Vila Nova de Foz Côa is a municipality located in the Douro Wine Region, in the district of Guarda, at the junction of the Douro and Côa rivers.

The municipality of Vila Nova de Foz Côa is located in an area of great archaeological interest, where around 195 sites of important heritage value have already been discovered and classified. Such as castles, fortified settlements, churches, chapels, pillories, manor houses, bridges and Roman roads, which reveal the passage of the various peoples who lived here and wrote history for centuries.

In the town of Numão, an important stronghold during the Roman occupation, one can still find the ruins of a 10th century castle, as well as some no less important Jewish houses.

Vila Nova de Foz Côa received its first charter in 1299, granted by King Dinis and renewed by the same king in 1314. In 1514, a new charter was designed by King Manuel I.

Located in schistous land or “Terra Quente” (warm land), Vila Nova de Foz Côa saw its name travel the world with the discovery and classification as World Heritage by UNESCO of the Palaeolithic rock engravings located in the valley of the Côa River. These archaeological finds of rock art, are one of the largest in Europe.

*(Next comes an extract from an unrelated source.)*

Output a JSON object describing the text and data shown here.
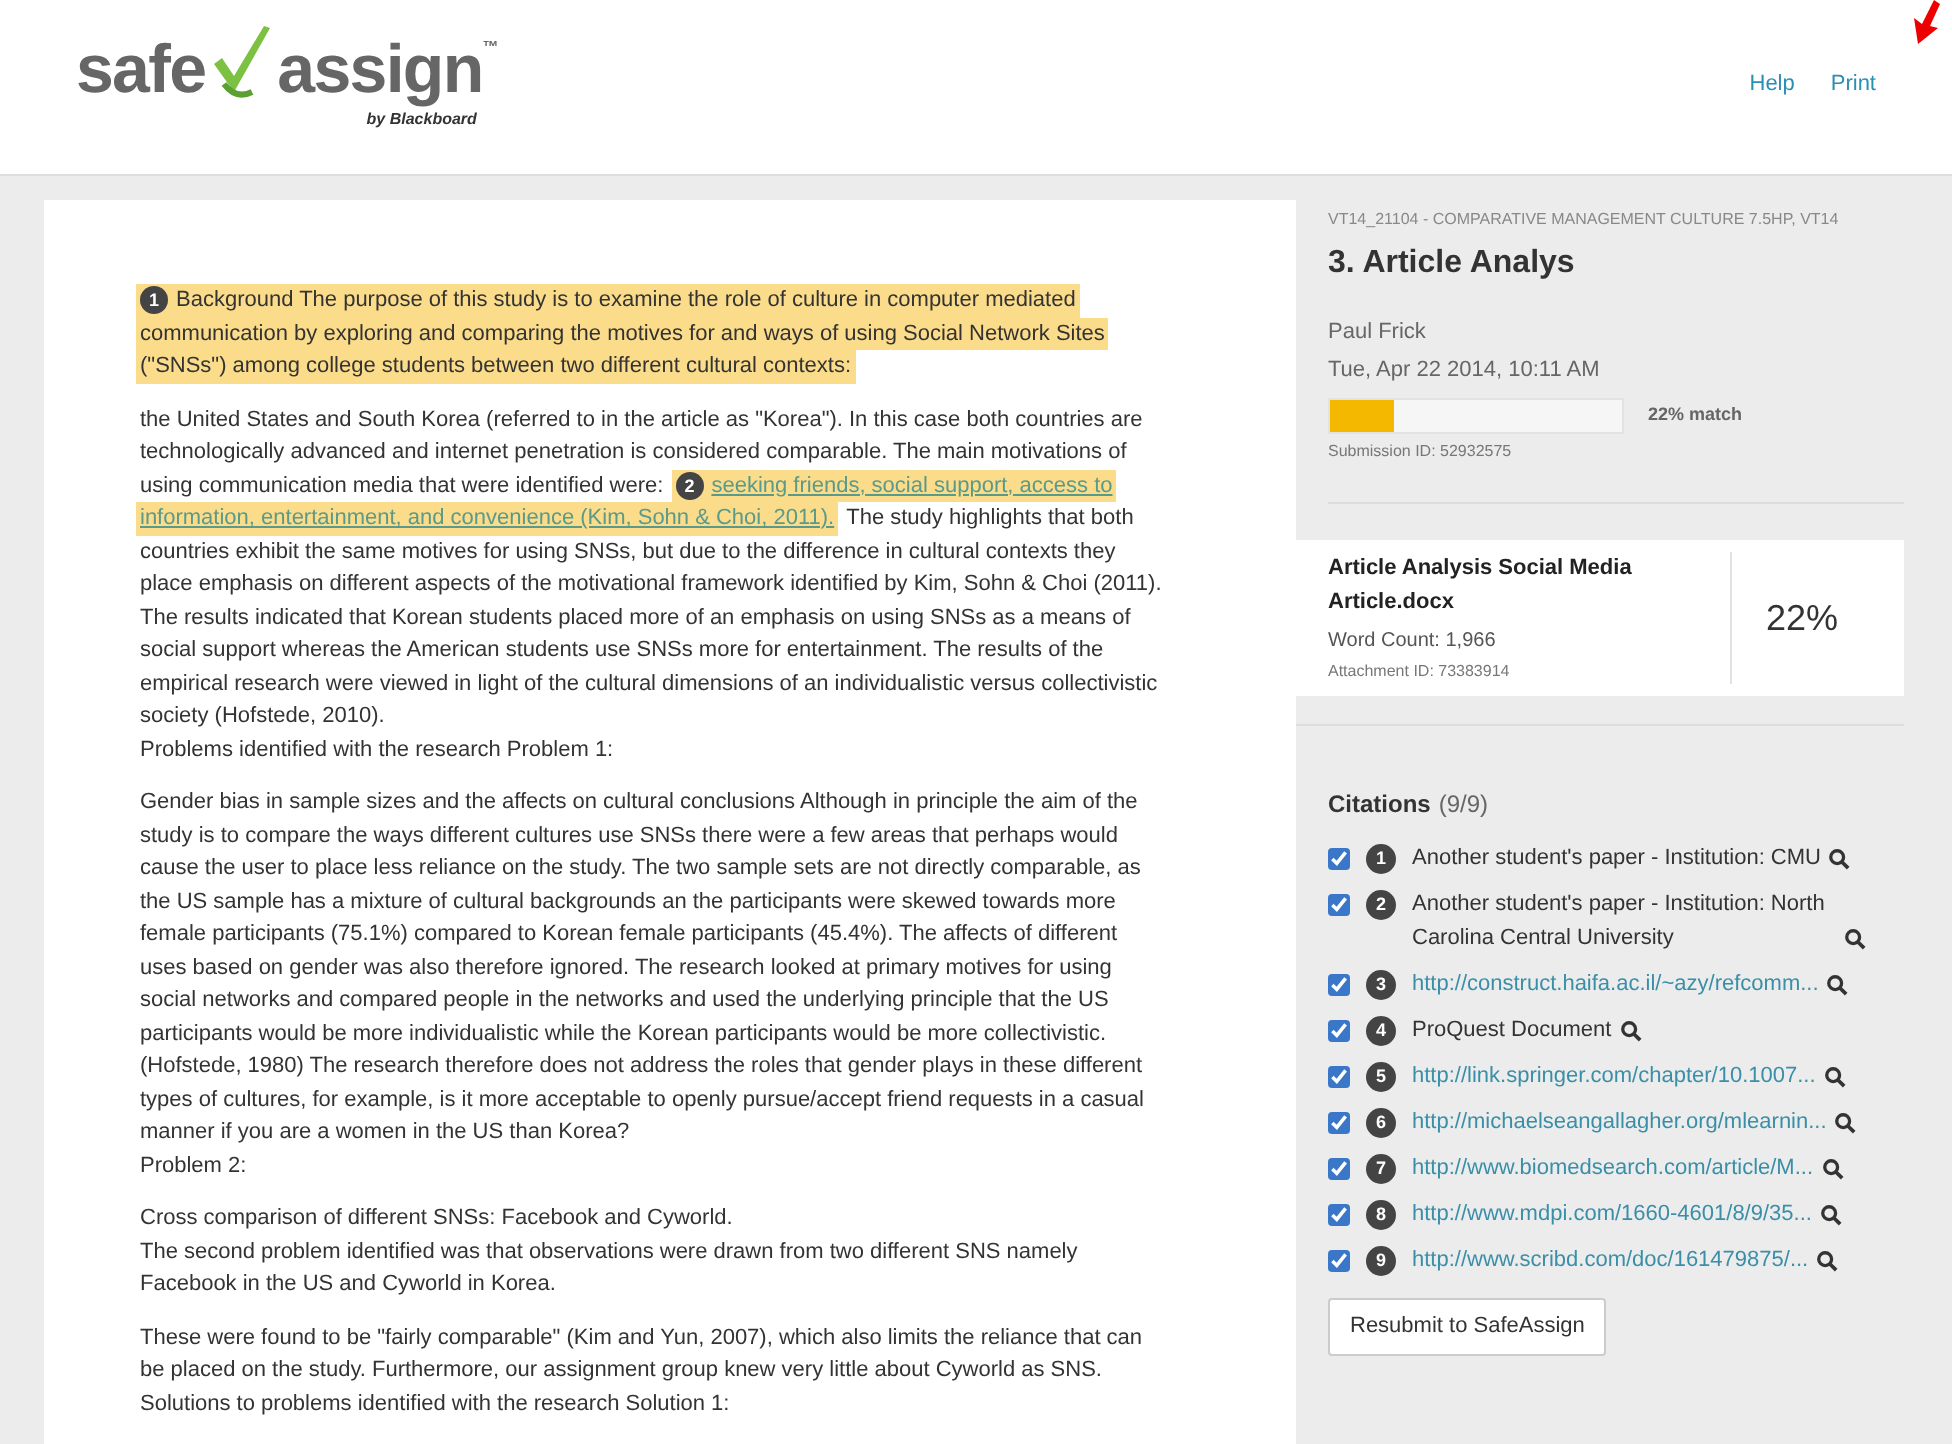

The city’s assets are only complete with the beautiful Mother Church, with its Manueline façade, and in the Chapels, such as that of Santa Quitéria (thought to have been a synagogue in other times), that of São Pedro and Santa Bárbara or even the baroque Chapel of Santo António. Some stately and emblazoned houses further enhance the city’s rich architectural heritage, such as the Casa dos Andrades.

Being an agricultural region, where the vineyards and olive groves are very important, the region is also known for its almond trees – the Capital of the Almond Tree. These leave unparalleled landscapes where the almond trees blossom and “paint” the fields white and pink. This can be observed in February and March.

The visit to the region is only complete after taking a walk in the interesting Côa Valley or in the also interesting Côa Museum.

The gastronomy is rich and varied, making the region’s products its added value. Where the famous wine or the fish from the river, as well as roast kid and game dishes are an obligatory part of the county’s cuisine.

To visit:

  • Côa Valley Archaeological Park
  • Rock carvings of the Côa Valley
  • Côa Museum
  • Mother Church of Foz Côa
  • Mother Church of Almendra
  • Misericórdia Church
  • Numão Castle
  • Castelo Melhor
  • Castelo Velho
  • Clock Tower, on the Castle site
  • Palaeolithic rock carvings of Penascosa
  • Palaeolithic rock carvings of Quinta da Barca
  • Iron Age Palaeolithic engravings in Vale Cabrões and Vale José Esteves
  • Palaeolithic carvings from Canada do Inferno
  • Palaeolithic rock engravings of the Ribeira de Piscos
  • Chapel of S. Sebastião
  • Chapel of Nossa Senhora da Graça
  • Viewpoint of Nossa Senhora do Viso (Custóias)
  • Viewpoint of Santa Barbara (Mós) .
  • Viewpoint of São Martinho (Seixas)
  • Viewpoint of Mata dos Carrascos (Santo Amaro)
  • Viewpoint of Arnozelo (Numão)
  • Viewpoint of Santa Luzia (Vila Nova de Foz Côa)
  • Viewpoint of Caminho da Costa (Vila Nova de Foz Côa)
  • Pillory ex-Domus
  • Cross (pyramidal dome)
  • Ethnography Museum and archaeological ruins
  • Museum and ruins of Quinta de Santa Maria
  • Freixo de Numão Archaeological Circuit
  • Ruins of Calábria, Caliábria ou Calábriga
  • Prazo neolithic, roman and medieval ruins
  • Manor houses

Festivities and pilgrimages:

  • Almond Blossom Festival in February and March
  • Nossa Senhora da Veiga, on the 3rd Sunday of March, 1st and 2nd Sunday of August
  • Free Almond Fair, on the first Sunday in March
  • Cebolo Fair, on May 8
  • São Miguel Fair, 29 September